    by Greyfox ( 87712 ) on Saturday August 24, 2002 @12:25PM (#4133293) Homepage Journal
    But I have to use fucking Sametime Connect inside the company! The bastards! Having to use Lotus software is the biggest downside to working at IBM. They have to justify that 6 billion dollar investment in Lotus, you see? And despite the fact that IBM is all gung-ho about Linux, we'll never see Linux ports of that software. I suspect it's not that they don't want to as much as no one really knows enough about the code base to even make the attempt. Or to be able to document their file formats. Lotus is this decade's Token Ring.
    • Domino runs on Linux, and runs well.

      I can't say if there are Linux clients of Notes though, but the server not only exists, but excels.

    • Look around (Score:1, Interesting)

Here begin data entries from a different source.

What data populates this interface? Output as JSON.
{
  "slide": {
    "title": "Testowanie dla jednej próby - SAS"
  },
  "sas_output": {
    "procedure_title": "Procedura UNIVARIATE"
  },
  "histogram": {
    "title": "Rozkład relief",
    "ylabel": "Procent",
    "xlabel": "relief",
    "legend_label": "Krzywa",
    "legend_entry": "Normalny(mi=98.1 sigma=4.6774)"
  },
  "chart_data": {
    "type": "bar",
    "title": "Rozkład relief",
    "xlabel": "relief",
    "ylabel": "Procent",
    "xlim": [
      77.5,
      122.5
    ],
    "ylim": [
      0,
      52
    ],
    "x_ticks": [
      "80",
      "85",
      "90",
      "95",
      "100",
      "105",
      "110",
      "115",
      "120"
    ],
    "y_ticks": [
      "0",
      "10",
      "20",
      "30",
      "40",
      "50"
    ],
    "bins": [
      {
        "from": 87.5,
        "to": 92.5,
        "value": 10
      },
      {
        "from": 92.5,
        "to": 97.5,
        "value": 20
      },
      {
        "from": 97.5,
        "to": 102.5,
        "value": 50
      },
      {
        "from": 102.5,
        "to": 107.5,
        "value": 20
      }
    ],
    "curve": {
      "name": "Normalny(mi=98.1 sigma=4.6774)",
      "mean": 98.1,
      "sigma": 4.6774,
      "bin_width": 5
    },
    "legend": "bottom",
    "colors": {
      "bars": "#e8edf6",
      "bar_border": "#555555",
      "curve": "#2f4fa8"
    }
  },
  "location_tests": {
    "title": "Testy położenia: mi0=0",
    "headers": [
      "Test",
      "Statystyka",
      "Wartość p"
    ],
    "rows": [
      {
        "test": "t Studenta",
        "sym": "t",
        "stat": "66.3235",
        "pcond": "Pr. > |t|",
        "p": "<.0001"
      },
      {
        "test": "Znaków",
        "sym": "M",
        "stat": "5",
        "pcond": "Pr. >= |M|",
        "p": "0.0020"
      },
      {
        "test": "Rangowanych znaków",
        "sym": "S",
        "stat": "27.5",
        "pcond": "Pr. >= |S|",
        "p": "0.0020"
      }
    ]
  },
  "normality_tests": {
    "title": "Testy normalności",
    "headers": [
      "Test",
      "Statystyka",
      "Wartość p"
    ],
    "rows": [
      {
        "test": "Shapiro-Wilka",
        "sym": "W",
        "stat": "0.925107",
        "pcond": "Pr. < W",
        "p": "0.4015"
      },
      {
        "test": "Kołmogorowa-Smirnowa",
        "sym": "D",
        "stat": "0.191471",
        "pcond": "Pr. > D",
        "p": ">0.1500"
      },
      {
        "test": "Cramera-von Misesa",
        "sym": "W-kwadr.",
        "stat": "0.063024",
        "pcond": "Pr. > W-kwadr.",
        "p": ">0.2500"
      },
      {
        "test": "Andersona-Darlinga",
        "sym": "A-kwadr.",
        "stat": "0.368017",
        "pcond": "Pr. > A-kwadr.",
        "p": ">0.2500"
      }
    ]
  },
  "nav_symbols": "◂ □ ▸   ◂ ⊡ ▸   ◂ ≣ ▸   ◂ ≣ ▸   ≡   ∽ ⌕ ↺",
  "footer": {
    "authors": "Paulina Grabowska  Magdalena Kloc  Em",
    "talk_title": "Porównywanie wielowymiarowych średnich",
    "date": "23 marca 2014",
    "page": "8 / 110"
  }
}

      by Anonymous Coward
      There is internal software at IBM to connect jabber to sametime. You just have to find it.
    • Cisco uses that crap too. I guess it works but it lacks the polish that *every* other IM client provides. For example, no smiley faces, when I disconnect from the network I get two alert boxes that I have to click "Ok" on, it doesn't seem to start minimized in my windows tray, etc. I don't know why Cisco bought it.
    • Uh, let's keep certain comments within the family, OK? You have a problem with it use internal channels to route it to the appropriate contact who can help with your issues. If you have never tried providing feedback, please do so, it'll alleviate your concerns.
  • by jimbolaya ( 526861 ) on Saturday August 24, 2002 @12:28PM (#4133303) Homepage
    there's a riot downtown. :(
    stores are being looted! :O
    all units respond now! >:(
    officers have arrived. situation under control. :)
  • It's harder to get someone to switch their favourite IM than it is to get them to switch OS.

    At least with an OS we can build compatibility with their favourite applications/protocals, but getting them to switch protocals means that they lose all their friends.

    And for some absurd reason people continue using ICQ and MSN messenger in general rather than get a multi-protocal IM application. I don't understand this, it's so much easier having them all in one.

    I guess to get people to switch we'll have to wait for AOL and MSN to start new 'services' and 'features' that continue to irritate their 'customers' until the point where they look for alternatives - just like MS is doing with it's license fees at the moment.

Unix will self-destruct in five seconds... 4... 3... 2... 1...